Below is a listing to write out in full, exactly as given, without its pictures.

## RECORDS SHOWN
===

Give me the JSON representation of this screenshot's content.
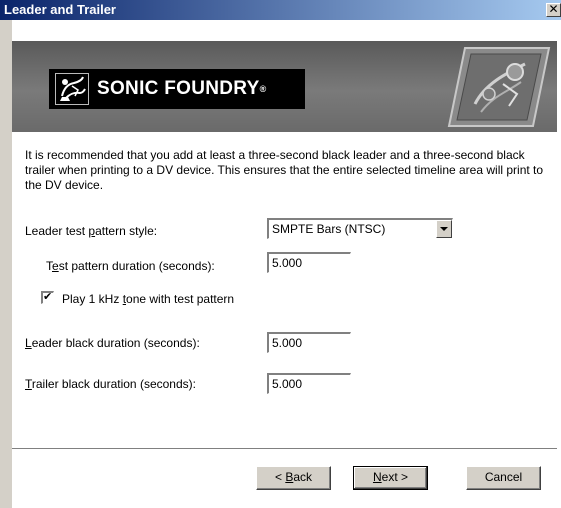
{
  "window": {
    "title": "Leader and Trailer",
    "close_glyph": "✕"
  },
  "banner": {
    "logo_text": "SONIC FOUNDRY",
    "logo_reg": "®",
    "icon_name": "sonic-foundry-logo-icon",
    "badge_name": "decorative-badge-graphic"
  },
  "description": "It is recommended that you add at least a three-second black leader and a three-second black trailer when printing to a DV device. This ensures that the entire selected timeline area will print to the DV device.",
  "form": {
    "pattern_style": {
      "label_pre": "Leader test ",
      "label_key": "p",
      "label_post": "attern style:",
      "value": "SMPTE Bars (NTSC)"
    },
    "test_duration": {
      "label_pre": "T",
      "label_key": "e",
      "label_post": "st pattern duration (seconds):",
      "value": "5.000"
    },
    "tone": {
      "label_pre": "Play 1 kHz ",
      "label_key": "t",
      "label_post": "one with test pattern",
      "checked": true
    },
    "leader_black": {
      "label_key": "L",
      "label_post": "eader black duration (seconds):",
      "value": "5.000"
    },
    "trailer_black": {
      "label_key": "T",
      "label_post": "railer black duration (seconds):",
      "value": "5.000"
    }
  },
  "buttons": {
    "back_pre": "< ",
    "back_key": "B",
    "back_post": "ack",
    "next_key": "N",
    "next_post": "ext >",
    "cancel": "Cancel"
  }
}
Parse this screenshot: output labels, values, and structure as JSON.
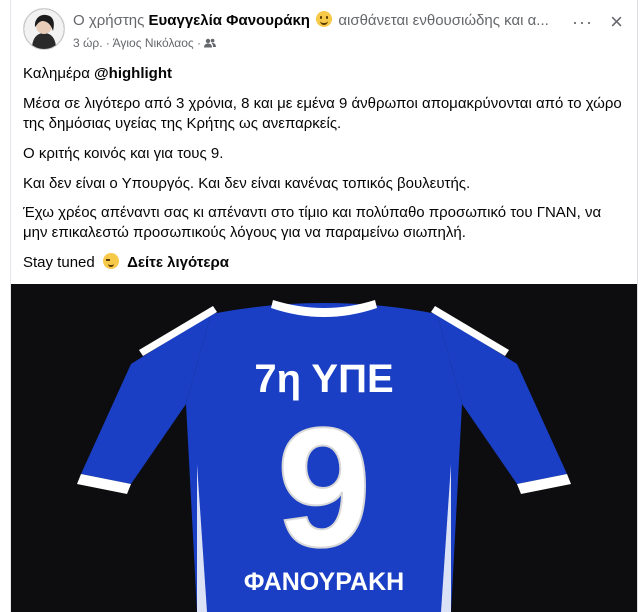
{
  "post": {
    "author_prefix": "Ο χρήστης",
    "author_name": "Ευαγγελία Φανουράκη",
    "feeling_text": "αισθάνεται ενθουσιώδης και α...",
    "time": "3 ώρ.",
    "separator": "·",
    "location": "Άγιος Νικόλαος",
    "more_label": "···",
    "close_label": "×"
  },
  "content": {
    "greeting": "Καλημέρα",
    "mention": "@highlight",
    "paragraph_2": "Μέσα σε λιγότερο από 3 χρόνια, 8 και με εμένα 9 άνθρωποι απομακρύνονται από το χώρο της δημόσιας υγείας της Κρήτης ως ανεπαρκείς.",
    "paragraph_3": "Ο κριτής κοινός και για τους 9.",
    "paragraph_4": "Και δεν είναι ο Υπουργός. Και δεν είναι κανένας τοπικός βουλευτής.",
    "paragraph_5": "Έχω χρέος απέναντι σας κι απέναντι στο τίμιο και πολύπαθο προσωπικό του ΓΝΑΝ, να μην επικαλεστώ προσωπικούς λόγους για να παραμείνω σιωπηλή.",
    "stay_tuned": "Stay tuned",
    "see_more": "Δείτε λιγότερα"
  },
  "image": {
    "shirt_title": "7η ΥΠΕ",
    "shirt_number": "9",
    "shirt_name": "ΦΑΝΟΥΡΑΚΗ",
    "shirt_color": "#1a3fc4",
    "trim_color": "#ffffff",
    "background": "#0d0d0f"
  },
  "icons": {
    "audience": "friends-icon",
    "feeling": "smiling-face-icon",
    "wink": "winking-face-icon"
  }
}
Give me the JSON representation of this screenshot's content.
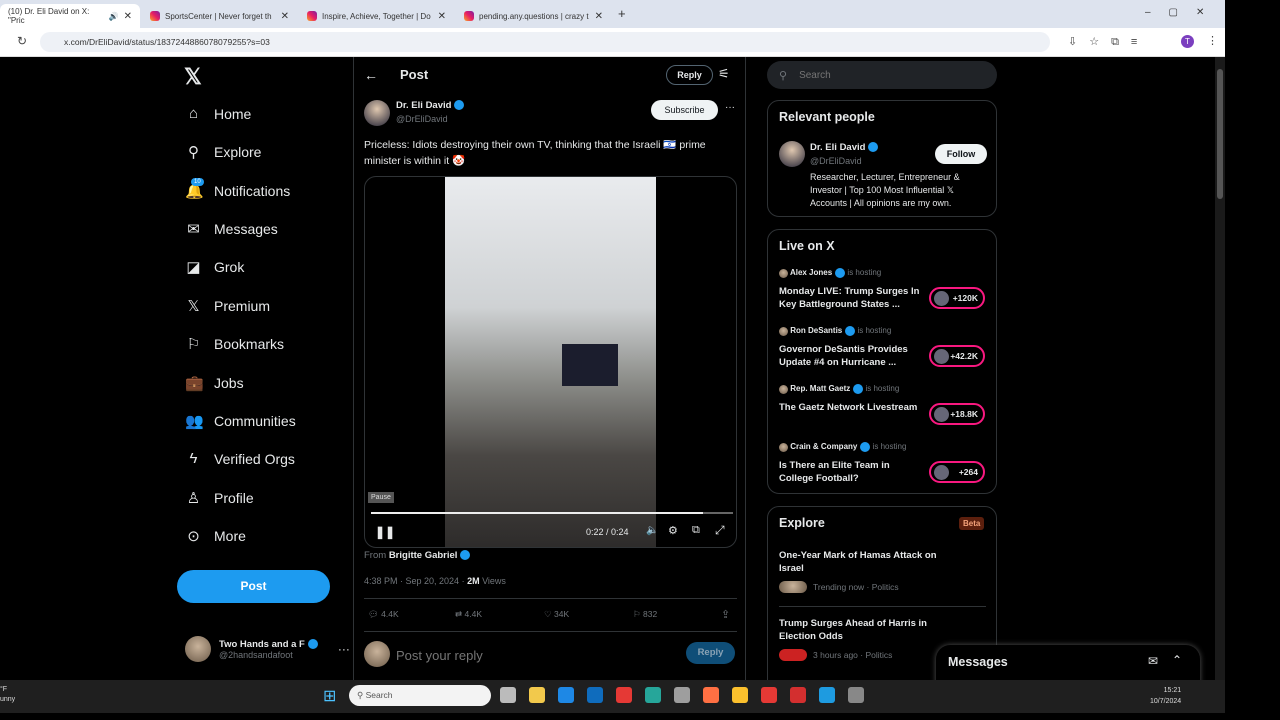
{
  "browser": {
    "tabs": [
      {
        "title": "(10) Dr. Eli David on X: \"Pric",
        "active": true
      },
      {
        "title": "SportsCenter | Never forget th"
      },
      {
        "title": "Inspire, Achieve, Together | Do"
      },
      {
        "title": "pending.any.questions | crazy t"
      }
    ],
    "new_tab": "+",
    "url": "x.com/DrEliDavid/status/1837244886078079255?s=03",
    "profile_initial": "T"
  },
  "sidebar": {
    "items": [
      {
        "label": "Home",
        "icon": "home-icon",
        "glyph": "⌂"
      },
      {
        "label": "Explore",
        "icon": "search-icon",
        "glyph": "⚲"
      },
      {
        "label": "Notifications",
        "icon": "bell-icon",
        "glyph": "🔔",
        "badge": "10"
      },
      {
        "label": "Messages",
        "icon": "mail-icon",
        "glyph": "✉"
      },
      {
        "label": "Grok",
        "icon": "grok-icon",
        "glyph": "◪"
      },
      {
        "label": "Premium",
        "icon": "x-logo-icon",
        "glyph": "𝕏"
      },
      {
        "label": "Bookmarks",
        "icon": "bookmark-icon",
        "glyph": "⚐"
      },
      {
        "label": "Jobs",
        "icon": "briefcase-icon",
        "glyph": "💼"
      },
      {
        "label": "Communities",
        "icon": "people-icon",
        "glyph": "👥"
      },
      {
        "label": "Verified Orgs",
        "icon": "lightning-icon",
        "glyph": "ϟ"
      },
      {
        "label": "Profile",
        "icon": "person-icon",
        "glyph": "♙"
      },
      {
        "label": "More",
        "icon": "more-circle-icon",
        "glyph": "⊙"
      }
    ],
    "post_label": "Post",
    "account": {
      "name": "Two Hands and a F",
      "handle": "@2handsandafoot"
    }
  },
  "main": {
    "header": {
      "title": "Post",
      "reply_label": "Reply"
    },
    "tweet": {
      "author": "Dr. Eli David",
      "handle": "@DrEliDavid",
      "subscribe_label": "Subscribe",
      "text": "Priceless: Idiots destroying their own TV, thinking that the Israeli 🇮🇱 prime minister is within it 🤡",
      "video": {
        "tooltip": "Pause",
        "time": "0:22 / 0:24",
        "progress": 0.917
      },
      "from_prefix": "From",
      "from_name": "Brigitte Gabriel",
      "timestamp": "4:38 PM · Sep 20, 2024 · ",
      "views_count": "2M",
      "views_label": " Views",
      "stats": {
        "replies": "4.4K",
        "reposts": "4.4K",
        "likes": "34K",
        "bookmarks": "832"
      }
    },
    "reply_box": {
      "placeholder": "Post your reply",
      "button": "Reply"
    }
  },
  "right": {
    "search_placeholder": "Search",
    "relevant": {
      "title": "Relevant people",
      "name": "Dr. Eli David",
      "handle": "@DrEliDavid",
      "follow": "Follow",
      "bio": "Researcher, Lecturer, Entrepreneur & Investor | Top 100 Most Influential 𝕏 Accounts | All opinions are my own."
    },
    "live": {
      "title": "Live on X",
      "hosting": "is hosting",
      "items": [
        {
          "host": "Alex Jones",
          "title": "Monday LIVE: Trump Surges In Key Battleground States ...",
          "count": "+120K"
        },
        {
          "host": "Ron DeSantis",
          "title": "Governor DeSantis Provides Update #4 on Hurricane ...",
          "count": "+42.2K"
        },
        {
          "host": "Rep. Matt Gaetz",
          "title": "The Gaetz Network Livestream",
          "count": "+18.8K"
        },
        {
          "host": "Crain & Company",
          "title": "Is There an Elite Team in College Football?",
          "count": "+264"
        }
      ]
    },
    "explore": {
      "title": "Explore",
      "badge": "Beta",
      "items": [
        {
          "title": "One-Year Mark of Hamas Attack on Israel",
          "meta": "Trending now · Politics"
        },
        {
          "title": "Trump Surges Ahead of Harris in Election Odds",
          "meta": "3 hours ago · Politics"
        }
      ]
    },
    "messages_title": "Messages"
  },
  "taskbar": {
    "weather": [
      "°F",
      "unny"
    ],
    "search_placeholder": "Search",
    "time": "15:21",
    "date": "10/7/2024"
  },
  "colors": {
    "accent": "#1d9bf0",
    "live": "#f91880",
    "beta_bg": "#5c1f0d"
  }
}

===

## TASK OUTPUT
Give me the JSON representation of this screenshot's content.
{
  "window": {
    "title": "Leader and Trailer",
    "close_glyph": "✕"
  },
  "banner": {
    "logo_text": "SONIC FOUNDRY",
    "logo_reg": "®",
    "icon_name": "sonic-foundry-logo-icon",
    "badge_name": "decorative-badge-graphic"
  },
  "description": "It is recommended that you add at least a three-second black leader and a three-second black trailer when printing to a DV device. This ensures that the entire selected timeline area will print to the DV device.",
  "form": {
    "pattern_style": {
      "label_pre": "Leader test ",
      "label_key": "p",
      "label_post": "attern style:",
      "value": "SMPTE Bars (NTSC)"
    },
    "test_duration": {
      "label_pre": "T",
      "label_key": "e",
      "label_post": "st pattern duration (seconds):",
      "value": "5.000"
    },
    "tone": {
      "label_pre": "Play 1 kHz ",
      "label_key": "t",
      "label_post": "one with test pattern",
      "checked": true
    },
    "leader_black": {
      "label_key": "L",
      "label_post": "eader black duration (seconds):",
      "value": "5.000"
    },
    "trailer_black": {
      "label_key": "T",
      "label_post": "railer black duration (seconds):",
      "value": "5.000"
    }
  },
  "buttons": {
    "back_pre": "< ",
    "back_key": "B",
    "back_post": "ack",
    "next_key": "N",
    "next_post": "ext >",
    "cancel": "Cancel"
  }
}
Parse this screenshot: output labels, values, and structure as JSON.
{
  "post": {
    "author_prefix": "Ο χρήστης",
    "author_name": "Ευαγγελία Φανουράκη",
    "feeling_text": "αισθάνεται ενθουσιώδης και α...",
    "time": "3 ώρ.",
    "separator": "·",
    "location": "Άγιος Νικόλαος",
    "more_label": "···",
    "close_label": "×"
  },
  "content": {
    "greeting": "Καλημέρα",
    "mention": "@highlight",
    "paragraph_2": "Μέσα σε λιγότερο από 3 χρόνια, 8 και με εμένα 9 άνθρωποι απομακρύνονται από το χώρο της δημόσιας υγείας της Κρήτης ως ανεπαρκείς.",
    "paragraph_3": "Ο κριτής κοινός και για τους 9.",
    "paragraph_4": "Και δεν είναι ο Υπουργός. Και δεν είναι κανένας τοπικός βουλευτής.",
    "paragraph_5": "Έχω χρέος απέναντι σας κι απέναντι στο τίμιο και πολύπαθο προσωπικό του ΓΝΑΝ, να μην επικαλεστώ προσωπικούς λόγους για να παραμείνω σιωπηλή.",
    "stay_tuned": "Stay tuned",
    "see_more": "Δείτε λιγότερα"
  },
  "image": {
    "shirt_title": "7η ΥΠΕ",
    "shirt_number": "9",
    "shirt_name": "ΦΑΝΟΥΡΑΚΗ",
    "shirt_color": "#1a3fc4",
    "trim_color": "#ffffff",
    "background": "#0d0d0f"
  },
  "icons": {
    "audience": "friends-icon",
    "feeling": "smiling-face-icon",
    "wink": "winking-face-icon"
  }
}
Give me the JSON representation of this screenshot's content.
{
  "browser": {
    "tabs": [
      {
        "title": "(10) Dr. Eli David on X: \"Pric",
        "active": true
      },
      {
        "title": "SportsCenter | Never forget th"
      },
      {
        "title": "Inspire, Achieve, Together | Do"
      },
      {
        "title": "pending.any.questions | crazy t"
      }
    ],
    "new_tab": "+",
    "url": "x.com/DrEliDavid/status/1837244886078079255?s=03",
    "profile_initial": "T"
  },
  "sidebar": {
    "items": [
      {
        "label": "Home",
        "icon": "home-icon",
        "glyph": "⌂"
      },
      {
        "label": "Explore",
        "icon": "search-icon",
        "glyph": "⚲"
      },
      {
        "label": "Notifications",
        "icon": "bell-icon",
        "glyph": "🔔",
        "badge": "10"
      },
      {
        "label": "Messages",
        "icon": "mail-icon",
        "glyph": "✉"
      },
      {
        "label": "Grok",
        "icon": "grok-icon",
        "glyph": "◪"
      },
      {
        "label": "Premium",
        "icon": "x-logo-icon",
        "glyph": "𝕏"
      },
      {
        "label": "Bookmarks",
        "icon": "bookmark-icon",
        "glyph": "⚐"
      },
      {
        "label": "Jobs",
        "icon": "briefcase-icon",
        "glyph": "💼"
      },
      {
        "label": "Communities",
        "icon": "people-icon",
        "glyph": "👥"
      },
      {
        "label": "Verified Orgs",
        "icon": "lightning-icon",
        "glyph": "ϟ"
      },
      {
        "label": "Profile",
        "icon": "person-icon",
        "glyph": "♙"
      },
      {
        "label": "More",
        "icon": "more-circle-icon",
        "glyph": "⊙"
      }
    ],
    "post_label": "Post",
    "account": {
      "name": "Two Hands and a F",
      "handle": "@2handsandafoot"
    }
  },
  "main": {
    "header": {
      "title": "Post",
      "reply_label": "Reply"
    },
    "tweet": {
      "author": "Dr. Eli David",
      "handle": "@DrEliDavid",
      "subscribe_label": "Subscribe",
      "text": "Priceless: Idiots destroying their own TV, thinking that the Israeli 🇮🇱 prime minister is within it 🤡",
      "video": {
        "tooltip": "Pause",
        "time": "0:22 / 0:24",
        "progress": 0.917
      },
      "from_prefix": "From",
      "from_name": "Brigitte Gabriel",
      "timestamp": "4:38 PM · Sep 20, 2024 · ",
      "views_count": "2M",
      "views_label": " Views",
      "stats": {
        "replies": "4.4K",
        "reposts": "4.4K",
        "likes": "34K",
        "bookmarks": "832"
      }
    },
    "reply_box": {
      "placeholder": "Post your reply",
      "button": "Reply"
    }
  },
  "right": {
    "search_placeholder": "Search",
    "relevant": {
      "title": "Relevant people",
      "name": "Dr. Eli David",
      "handle": "@DrEliDavid",
      "follow": "Follow",
      "bio": "Researcher, Lecturer, Entrepreneur & Investor | Top 100 Most Influential 𝕏 Accounts | All opinions are my own."
    },
    "live": {
      "title": "Live on X",
      "hosting": "is hosting",
      "items": [
        {
          "host": "Alex Jones",
          "title": "Monday LIVE: Trump Surges In Key Battleground States ...",
          "count": "+120K"
        },
        {
          "host": "Ron DeSantis",
          "title": "Governor DeSantis Provides Update #4 on Hurricane ...",
          "count": "+42.2K"
        },
        {
          "host": "Rep. Matt Gaetz",
          "title": "The Gaetz Network Livestream",
          "count": "+18.8K"
        },
        {
          "host": "Crain & Company",
          "title": "Is There an Elite Team in College Football?",
          "count": "+264"
        }
      ]
    },
    "explore": {
      "title": "Explore",
      "badge": "Beta",
      "items": [
        {
          "title": "One-Year Mark of Hamas Attack on Israel",
          "meta": "Trending now · Politics"
        },
        {
          "title": "Trump Surges Ahead of Harris in Election Odds",
          "meta": "3 hours ago · Politics"
        }
      ]
    },
    "messages_title": "Messages"
  },
  "taskbar": {
    "weather": [
      "°F",
      "unny"
    ],
    "search_placeholder": "Search",
    "time": "15:21",
    "date": "10/7/2024"
  },
  "colors": {
    "accent": "#1d9bf0",
    "live": "#f91880",
    "beta_bg": "#5c1f0d"
  }
}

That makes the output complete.